Bacteriological examinations were made in fecal specimens obtaind from 293 healthy persons to isolate C. perfringens and to study their heat-resistance and distribution of Hobbs' serotypes. 1. C. perfringens was isolated from 50 (79.4%) out of 63 specimens examined by direct cultures with streaks of a loopful of feces per plate. The viable counts ranged from 103 to 108 cells per gram of feces, being 105 per gram or more in 47.6 per cent (30/63). The serotypable strains were isolated from 27.0 per cent of specimens (17/63), those serotyps varied among the ea h specimens. The most part of strains isolated from unheated specimens were found to be heat-sensitive. 2. C. perfringens was isolated from 78 (26.6%) out of 293 specimens examined which had been treated by heating for 60 minutes at 100°C. The serotypable strains were isolated from 11.9 per cent of specimens (35/293). Of the typable isolates, Hobbs' 13 and 1 were relatively frequent organisms. 4. The findings noted in this study indicate that it is of profound significance to the diagnosis of food poisoning due to heat-resistant C. perfringens, to make the count of viable cells of C. perfringens in feces from patients after heating at 100°C for 60 minutes as well as to assess heat-resistance of the organisms isolated from unheated feces by direct cultures.
A total of 635 specimens of foods on the market, including raw meat, processed meat and fish products and raw oysters, were examined for the presence of C. perfringens. The heat-sensitivity and serological relationships to Hobbs' 1-17 types of the isolates were investigated. 1. C. perfringens was isolated from 180 (47.5%) out of 379 unheated raw meat specimens, and heatresistant strains were isolated from 3 (0.8%) of these specimens. 2. After heating for 15 minutes a 80°C, C. perfringens was isolated from 63 (16.6%) out of 379 raw meat specimens, and heat-resistant strains were isolated from 18 (4.7%) specimens. 3. Heat-resistant C. perfringens was isolated from 36 (59.0%) out of 61 raw meat specimens of 30 gram each after heating for 30 minutes at 100°C. The heat-resistant and serotypable strains were isolated from 14 (23.0%) specimens. 4. C. perfringens was isolated from 9.3 per cent of processed meat and fish products (20/215) by cultures of unheated specimens, and from 6.1 per cent of those (5/82) by cultures of heat-treated specimens (80°C, 15 min.). Heat-resistant strains were isolated from 5/215 (2.3%) unheated specimens, and from 4/82 (4.9%) heat-treated specimens. 5. Raw oysters were shown to be markedly contaminated by C. perfringens, being demonstrable in 100.0 per cent (31/31) of specimens. Heat-resistant C. perfringens was not isolated from non heat-treated specimens, but from 14/31 (45.2%) heat-treated specimens. 6. The results obtained indicate that the most of C. perfringens which occur as contaminants of raw meat and other various foods are heat-sensitive strains. However, the isolation rates observed in cultures of heat-treated specimens (80°C or 100°C) suggest a considerably high incidence of contamination of raw meat, oyster, etc. by heat-resistant spores of this organism.

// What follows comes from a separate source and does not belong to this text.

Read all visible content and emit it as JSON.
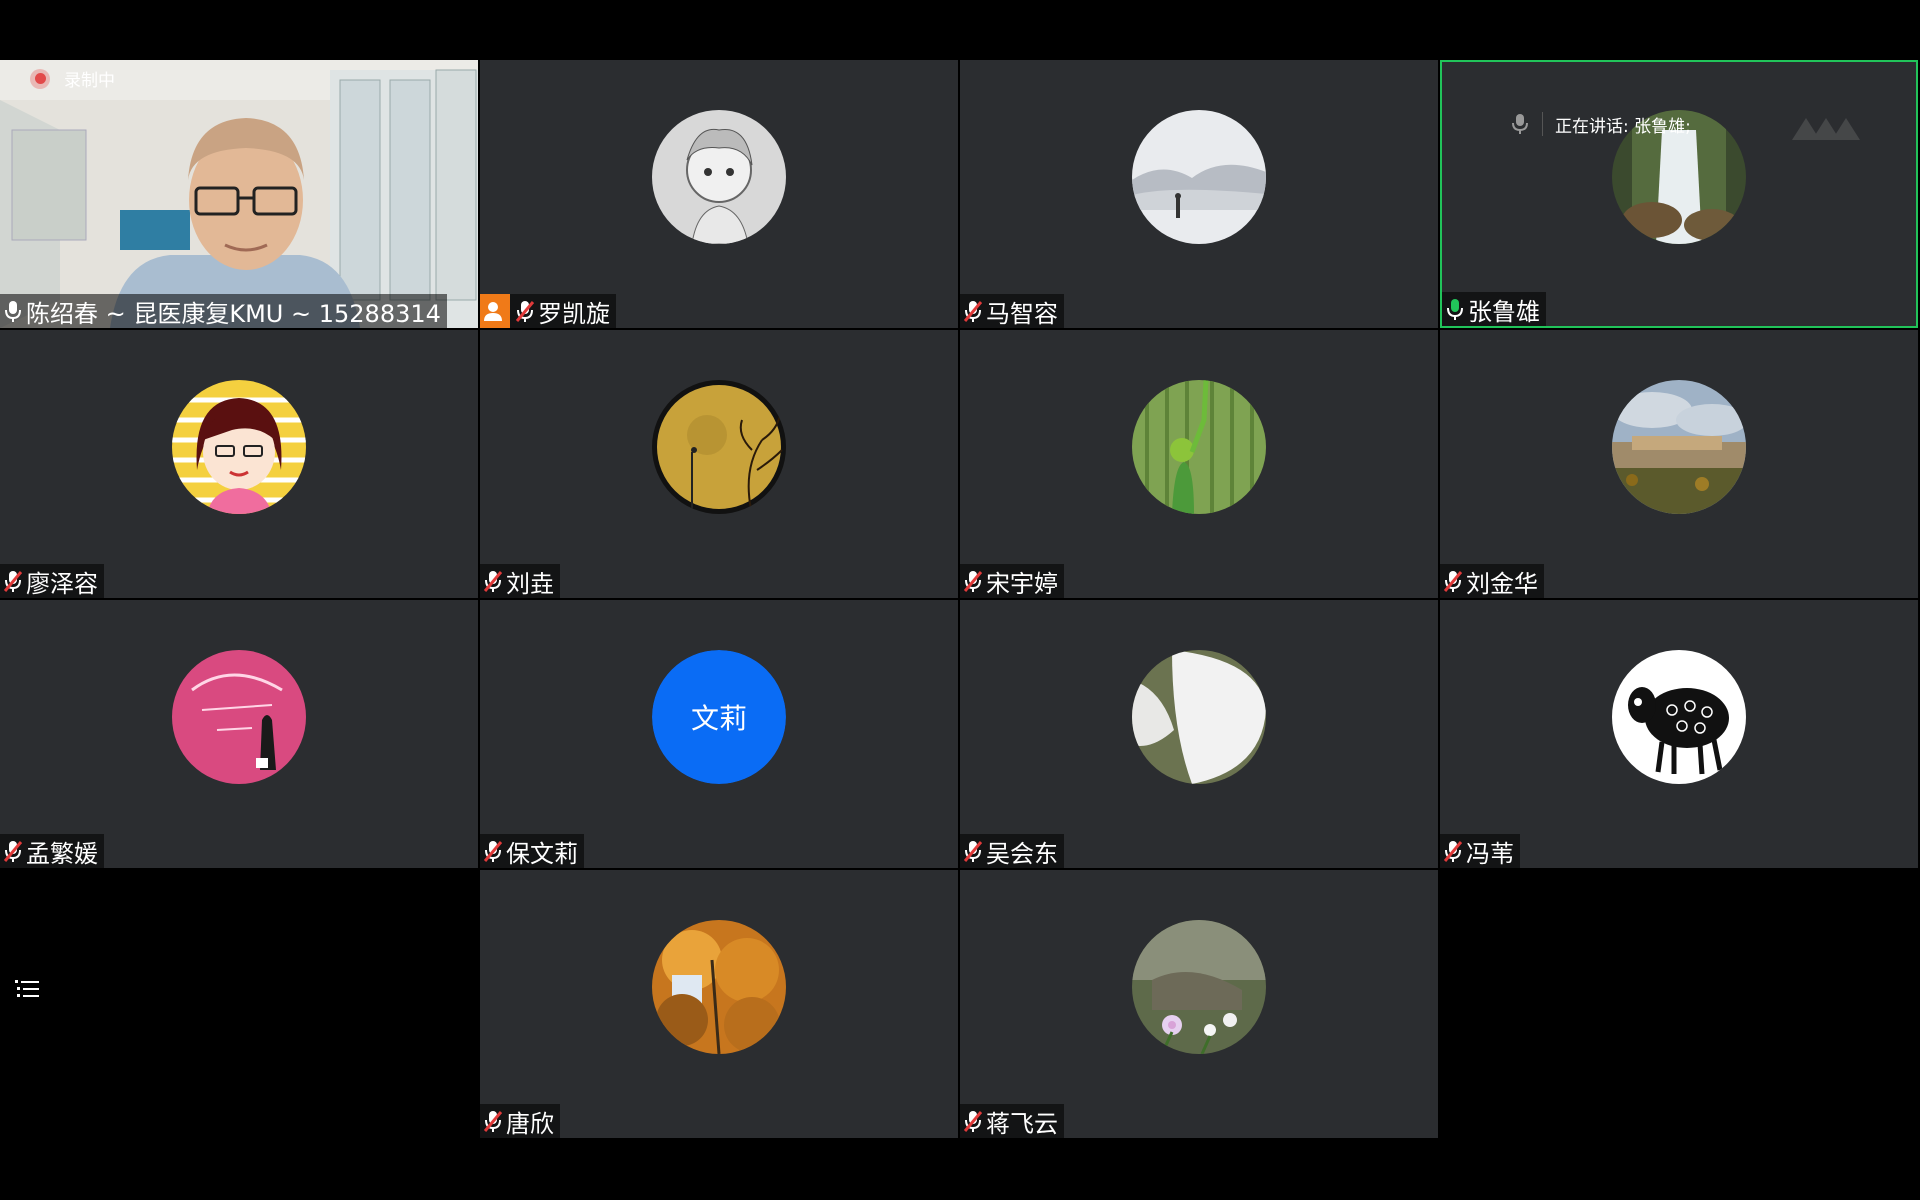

Following the previous papers, the studies on the growth of Pseudomonas aeruginosa in inorganic salt solutions are proceeding to the investigation of factors necessary for the multiplication of bacilli. In this paper, the results obtained in the experiment about the growth of 13 strains of Pseudomonas aeruginosa in NaC1 solution, are described. 1) It is certainly demonstrated that four of 13 strains quantitatively multiply in 0.85% NaC1 solution and others do not, whereas all the strains tested do not multiply in 0.01% NaC1 solution. 2) The growth of Pseudomonas aeruginosa which is able to multiply in 0.85% NaCl solution, is permitted in the solutions containing NaC1 at the final concentrations of 1% to 0.5%. The growth of bacilli could not be recognized beyond ranges between 0.5% and 1% of NaCl. 3) A possible generation time of the P-8 strain of Pseudomonas aeruginosa in 0.85% NaCl solution is 3.4 hours. 4) Such growth of Pseudomonas aeruginosa also occurred in KC1 or MgC12 solution under the isotonic condition. 5) It was confirmed that the growth of bacilli as mentioned above is not due to the presence of impurities involved in the salts, but the intrinsic effects of the salts themselves.